== What you should do ==
The lines wanted are those in the data below that include "JSON".

(Items from an interface collection)
/---

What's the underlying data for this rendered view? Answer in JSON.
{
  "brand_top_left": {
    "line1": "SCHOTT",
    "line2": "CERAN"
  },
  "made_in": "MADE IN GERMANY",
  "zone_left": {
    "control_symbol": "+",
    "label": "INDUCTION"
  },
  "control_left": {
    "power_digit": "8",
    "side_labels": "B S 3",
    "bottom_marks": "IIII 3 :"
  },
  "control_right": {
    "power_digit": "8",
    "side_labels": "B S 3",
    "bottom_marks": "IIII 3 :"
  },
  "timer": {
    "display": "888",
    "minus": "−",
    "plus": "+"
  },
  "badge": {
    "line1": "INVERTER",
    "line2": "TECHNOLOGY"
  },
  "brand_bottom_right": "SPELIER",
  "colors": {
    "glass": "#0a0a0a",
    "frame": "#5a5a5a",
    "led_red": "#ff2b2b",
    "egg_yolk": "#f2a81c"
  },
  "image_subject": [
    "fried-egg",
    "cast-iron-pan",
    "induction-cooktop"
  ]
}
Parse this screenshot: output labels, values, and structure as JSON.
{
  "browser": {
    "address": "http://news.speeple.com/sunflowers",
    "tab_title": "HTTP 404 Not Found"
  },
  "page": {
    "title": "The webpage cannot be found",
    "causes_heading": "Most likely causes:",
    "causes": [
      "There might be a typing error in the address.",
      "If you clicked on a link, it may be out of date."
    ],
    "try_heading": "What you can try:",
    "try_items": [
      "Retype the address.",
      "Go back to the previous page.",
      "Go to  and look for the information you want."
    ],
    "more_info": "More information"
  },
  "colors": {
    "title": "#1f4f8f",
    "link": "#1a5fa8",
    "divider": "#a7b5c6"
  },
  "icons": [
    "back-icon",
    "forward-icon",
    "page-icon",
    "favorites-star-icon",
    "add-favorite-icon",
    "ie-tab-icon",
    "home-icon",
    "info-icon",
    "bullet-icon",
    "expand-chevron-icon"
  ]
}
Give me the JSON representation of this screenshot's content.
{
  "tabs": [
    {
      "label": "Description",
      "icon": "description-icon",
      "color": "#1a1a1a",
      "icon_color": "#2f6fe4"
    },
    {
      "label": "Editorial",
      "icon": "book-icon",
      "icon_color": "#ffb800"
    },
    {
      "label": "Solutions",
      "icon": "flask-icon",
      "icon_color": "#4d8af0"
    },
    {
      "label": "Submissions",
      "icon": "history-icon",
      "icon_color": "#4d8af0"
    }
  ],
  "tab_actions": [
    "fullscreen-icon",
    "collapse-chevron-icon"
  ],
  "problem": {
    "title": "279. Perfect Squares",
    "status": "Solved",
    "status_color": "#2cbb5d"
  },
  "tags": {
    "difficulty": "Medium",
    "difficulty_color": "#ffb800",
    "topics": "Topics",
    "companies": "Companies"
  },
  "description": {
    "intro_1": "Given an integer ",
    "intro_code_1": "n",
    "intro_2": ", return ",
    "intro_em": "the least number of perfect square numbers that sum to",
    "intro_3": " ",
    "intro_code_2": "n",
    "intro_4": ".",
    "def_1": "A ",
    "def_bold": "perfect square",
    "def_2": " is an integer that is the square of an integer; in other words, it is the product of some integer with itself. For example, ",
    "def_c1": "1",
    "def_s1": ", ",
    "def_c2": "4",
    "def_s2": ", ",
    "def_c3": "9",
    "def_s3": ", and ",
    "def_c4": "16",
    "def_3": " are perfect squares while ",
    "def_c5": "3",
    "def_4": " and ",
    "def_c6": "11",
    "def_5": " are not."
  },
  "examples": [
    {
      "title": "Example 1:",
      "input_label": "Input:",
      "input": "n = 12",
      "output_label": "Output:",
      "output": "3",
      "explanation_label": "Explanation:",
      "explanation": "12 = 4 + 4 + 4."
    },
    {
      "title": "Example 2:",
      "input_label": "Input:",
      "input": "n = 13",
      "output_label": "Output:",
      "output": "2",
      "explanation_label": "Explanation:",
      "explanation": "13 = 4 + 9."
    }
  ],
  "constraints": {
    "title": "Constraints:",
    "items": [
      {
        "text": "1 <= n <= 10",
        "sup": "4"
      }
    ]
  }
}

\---

== Finished exercise ==
What's the underlying data for this rendered view? Answer in JSON.
Parse this screenshot: output labels, values, and structure as JSON.
Give me the JSON representation of this screenshot's content.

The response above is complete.